### What you need to do
From the line containing "Extract the structured" to the line containing "Transcribe this image's" in the records below, set down every line exactly as it stands, both ends included, and skip the pictures.

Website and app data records

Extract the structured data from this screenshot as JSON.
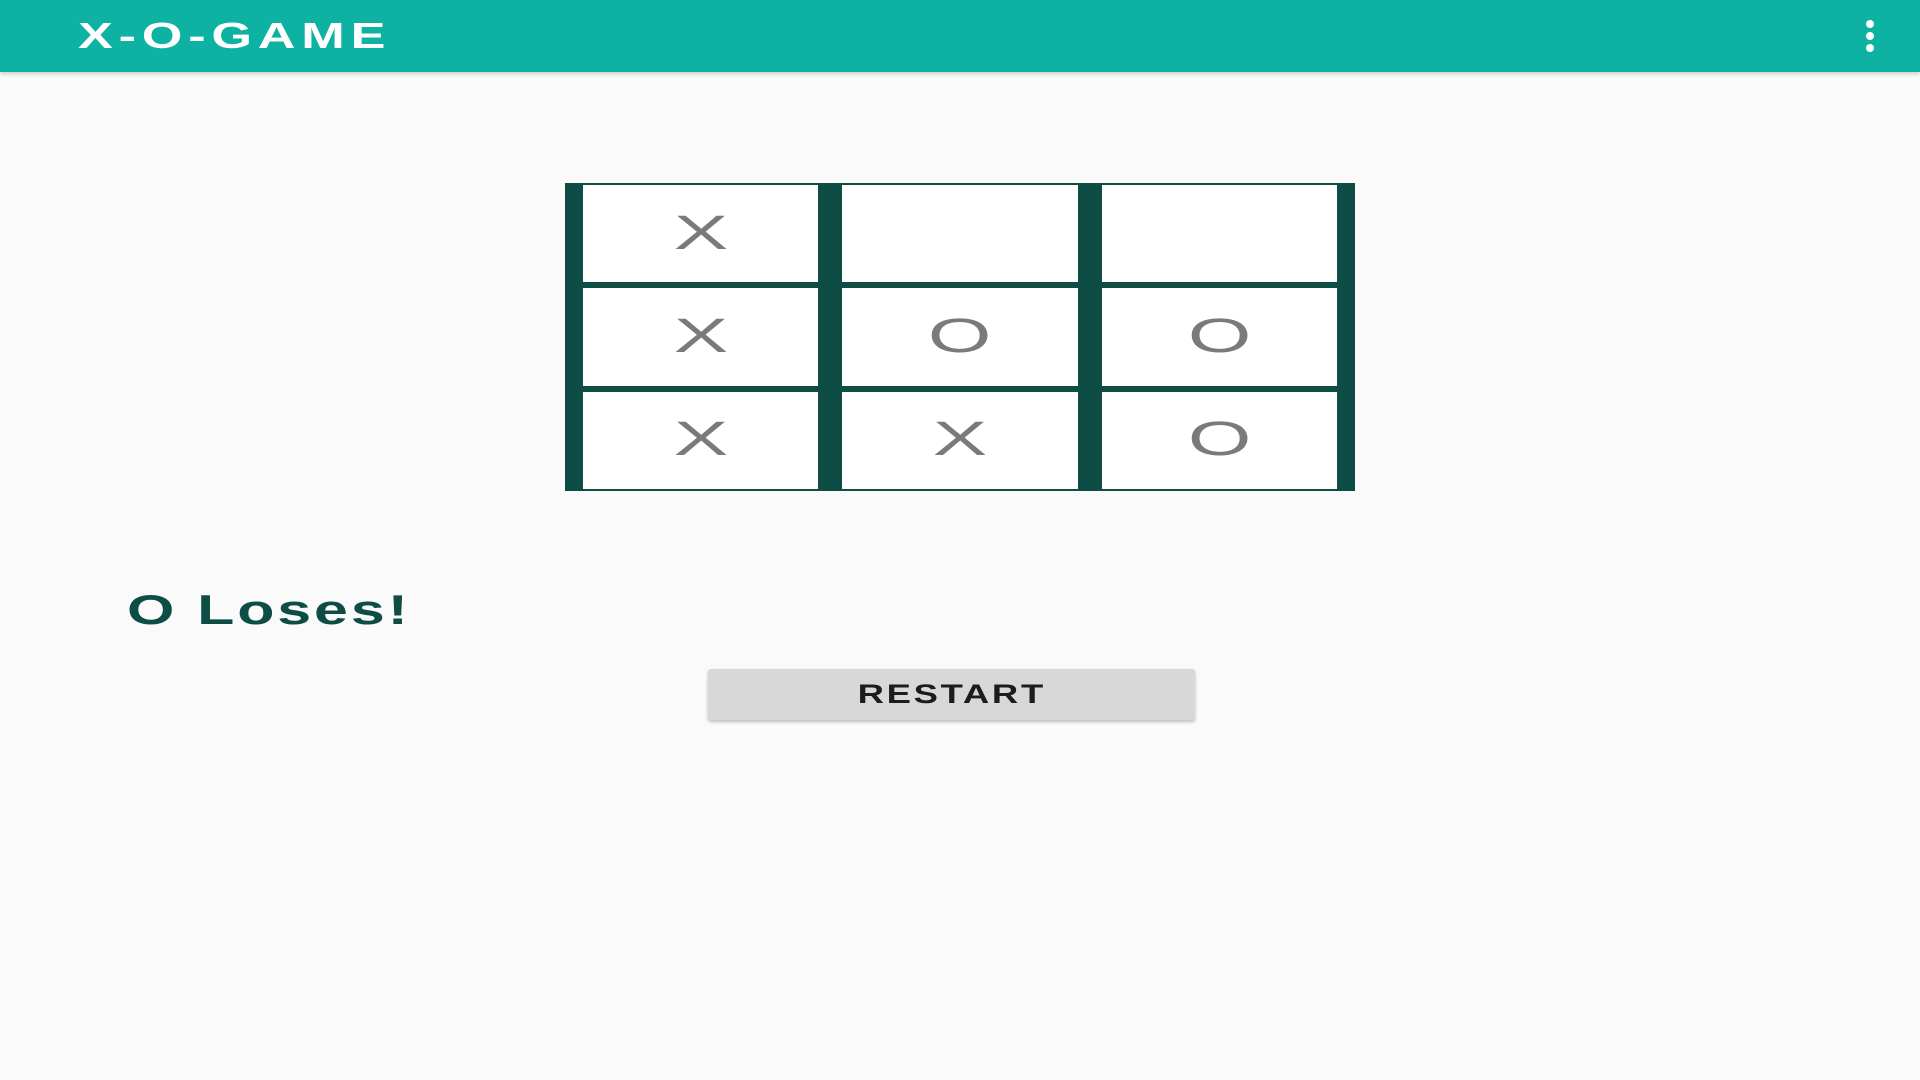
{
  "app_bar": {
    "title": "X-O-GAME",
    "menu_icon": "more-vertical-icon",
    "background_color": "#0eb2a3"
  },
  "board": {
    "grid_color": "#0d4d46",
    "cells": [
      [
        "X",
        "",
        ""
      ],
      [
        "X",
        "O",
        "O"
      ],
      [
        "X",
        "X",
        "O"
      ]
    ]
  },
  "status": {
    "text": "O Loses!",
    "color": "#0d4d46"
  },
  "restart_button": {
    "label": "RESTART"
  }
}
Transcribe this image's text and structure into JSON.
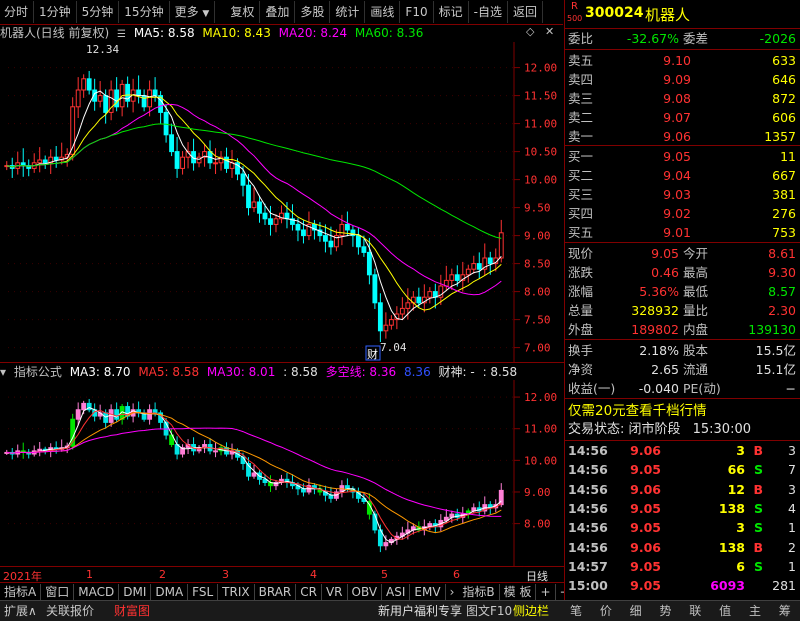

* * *

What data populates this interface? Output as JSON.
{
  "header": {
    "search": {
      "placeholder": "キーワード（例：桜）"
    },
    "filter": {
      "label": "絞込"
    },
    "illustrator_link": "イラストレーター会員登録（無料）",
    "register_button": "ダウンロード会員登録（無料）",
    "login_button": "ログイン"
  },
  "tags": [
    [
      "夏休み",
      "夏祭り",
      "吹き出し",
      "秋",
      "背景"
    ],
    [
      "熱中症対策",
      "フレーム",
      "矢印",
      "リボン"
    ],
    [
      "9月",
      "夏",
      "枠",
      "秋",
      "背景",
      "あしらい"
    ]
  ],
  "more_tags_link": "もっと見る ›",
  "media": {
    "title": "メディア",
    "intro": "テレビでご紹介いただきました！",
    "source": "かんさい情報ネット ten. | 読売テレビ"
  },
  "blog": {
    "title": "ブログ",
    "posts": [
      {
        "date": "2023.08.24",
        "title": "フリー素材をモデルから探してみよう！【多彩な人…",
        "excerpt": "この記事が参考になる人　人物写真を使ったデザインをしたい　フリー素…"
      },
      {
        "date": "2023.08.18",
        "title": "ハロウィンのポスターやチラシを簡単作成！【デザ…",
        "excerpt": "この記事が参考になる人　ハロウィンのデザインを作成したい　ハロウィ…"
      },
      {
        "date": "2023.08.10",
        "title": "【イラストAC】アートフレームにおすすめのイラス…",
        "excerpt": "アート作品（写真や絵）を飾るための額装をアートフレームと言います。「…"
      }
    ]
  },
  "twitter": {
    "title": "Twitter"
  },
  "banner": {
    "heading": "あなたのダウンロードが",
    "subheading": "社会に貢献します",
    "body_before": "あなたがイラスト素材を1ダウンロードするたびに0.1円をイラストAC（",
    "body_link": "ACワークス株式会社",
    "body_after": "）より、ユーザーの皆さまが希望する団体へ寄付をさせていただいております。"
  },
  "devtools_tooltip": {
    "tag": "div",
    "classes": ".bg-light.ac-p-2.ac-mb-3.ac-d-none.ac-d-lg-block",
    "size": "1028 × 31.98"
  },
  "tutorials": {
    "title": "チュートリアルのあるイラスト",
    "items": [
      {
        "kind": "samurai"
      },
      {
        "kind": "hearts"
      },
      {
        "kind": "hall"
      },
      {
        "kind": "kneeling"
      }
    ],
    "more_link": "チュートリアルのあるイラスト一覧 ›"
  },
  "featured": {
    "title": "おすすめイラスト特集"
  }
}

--

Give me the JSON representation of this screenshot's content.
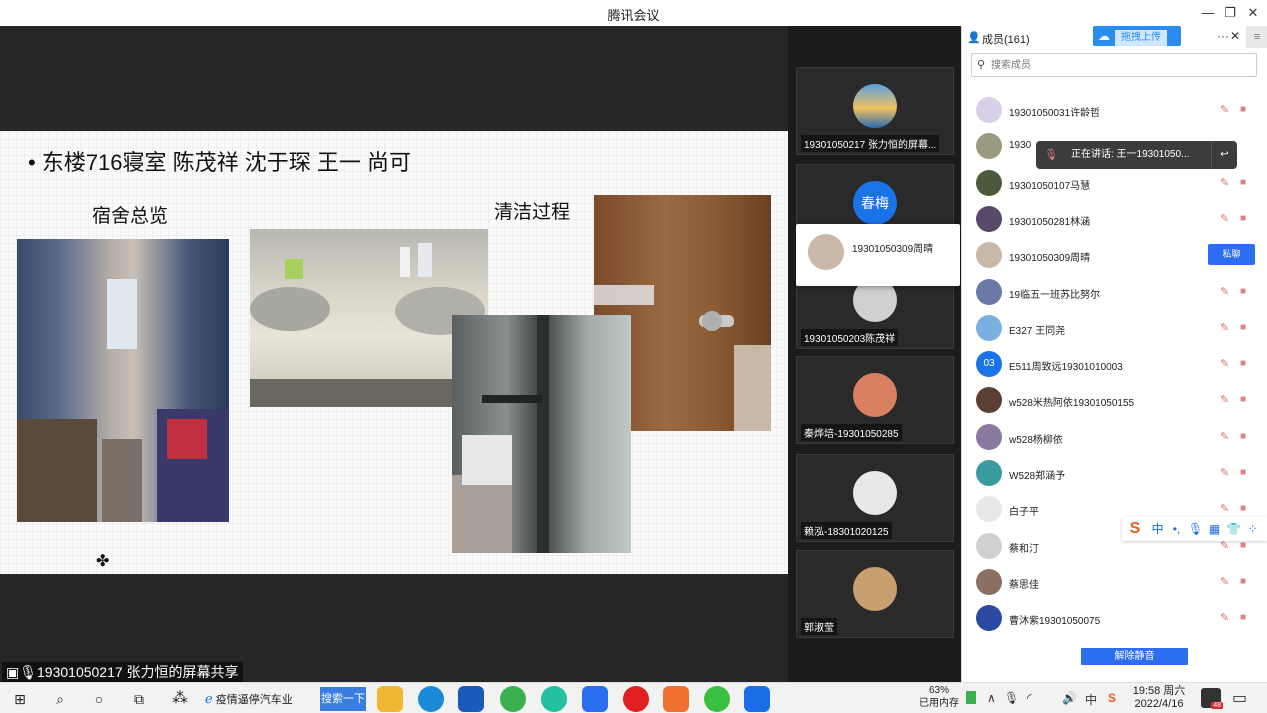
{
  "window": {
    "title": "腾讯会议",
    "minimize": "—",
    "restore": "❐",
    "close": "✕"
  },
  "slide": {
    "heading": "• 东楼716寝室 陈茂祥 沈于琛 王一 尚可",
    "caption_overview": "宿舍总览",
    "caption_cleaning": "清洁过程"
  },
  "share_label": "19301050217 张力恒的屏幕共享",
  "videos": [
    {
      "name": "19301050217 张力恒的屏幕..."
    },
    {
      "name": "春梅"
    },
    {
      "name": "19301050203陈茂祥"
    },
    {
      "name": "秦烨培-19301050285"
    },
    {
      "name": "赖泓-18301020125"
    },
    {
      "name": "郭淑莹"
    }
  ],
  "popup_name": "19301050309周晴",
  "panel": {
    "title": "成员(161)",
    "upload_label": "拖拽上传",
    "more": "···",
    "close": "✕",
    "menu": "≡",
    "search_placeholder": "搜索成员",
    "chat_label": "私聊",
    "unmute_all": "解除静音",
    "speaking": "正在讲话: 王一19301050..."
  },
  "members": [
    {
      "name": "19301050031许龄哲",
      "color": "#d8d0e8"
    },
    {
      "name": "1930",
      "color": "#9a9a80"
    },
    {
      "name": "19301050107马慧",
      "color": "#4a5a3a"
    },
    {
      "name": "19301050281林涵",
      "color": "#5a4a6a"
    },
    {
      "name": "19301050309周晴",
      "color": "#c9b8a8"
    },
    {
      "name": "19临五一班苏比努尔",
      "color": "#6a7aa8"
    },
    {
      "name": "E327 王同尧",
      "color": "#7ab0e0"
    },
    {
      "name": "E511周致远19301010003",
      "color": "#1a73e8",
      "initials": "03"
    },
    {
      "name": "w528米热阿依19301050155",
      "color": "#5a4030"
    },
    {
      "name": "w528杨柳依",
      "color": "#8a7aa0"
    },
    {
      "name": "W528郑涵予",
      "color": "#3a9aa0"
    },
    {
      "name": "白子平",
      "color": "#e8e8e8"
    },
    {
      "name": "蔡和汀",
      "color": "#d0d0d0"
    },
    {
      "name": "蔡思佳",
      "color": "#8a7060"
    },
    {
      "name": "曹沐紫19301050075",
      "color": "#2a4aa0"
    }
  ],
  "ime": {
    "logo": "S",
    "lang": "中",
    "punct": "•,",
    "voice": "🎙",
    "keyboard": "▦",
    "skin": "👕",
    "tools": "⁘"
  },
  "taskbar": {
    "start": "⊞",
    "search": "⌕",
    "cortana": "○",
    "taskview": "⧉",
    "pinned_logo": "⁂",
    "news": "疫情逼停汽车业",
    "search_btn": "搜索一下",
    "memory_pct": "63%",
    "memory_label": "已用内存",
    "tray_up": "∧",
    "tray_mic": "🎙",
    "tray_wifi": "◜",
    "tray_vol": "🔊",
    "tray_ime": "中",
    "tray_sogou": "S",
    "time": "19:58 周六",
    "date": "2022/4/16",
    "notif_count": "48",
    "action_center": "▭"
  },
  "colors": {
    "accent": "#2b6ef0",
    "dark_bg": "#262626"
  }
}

### Expected answer
Extract the structured data from this screenshot as JSON.
{
  "app_bar": {
    "title": "X-O-GAME",
    "menu_icon": "more-vertical-icon",
    "background_color": "#0eb2a3"
  },
  "board": {
    "grid_color": "#0d4d46",
    "cells": [
      [
        "X",
        "",
        ""
      ],
      [
        "X",
        "O",
        "O"
      ],
      [
        "X",
        "X",
        "O"
      ]
    ]
  },
  "status": {
    "text": "O Loses!",
    "color": "#0d4d46"
  },
  "restart_button": {
    "label": "RESTART"
  }
}
Transcribe this image's text and structure into JSON.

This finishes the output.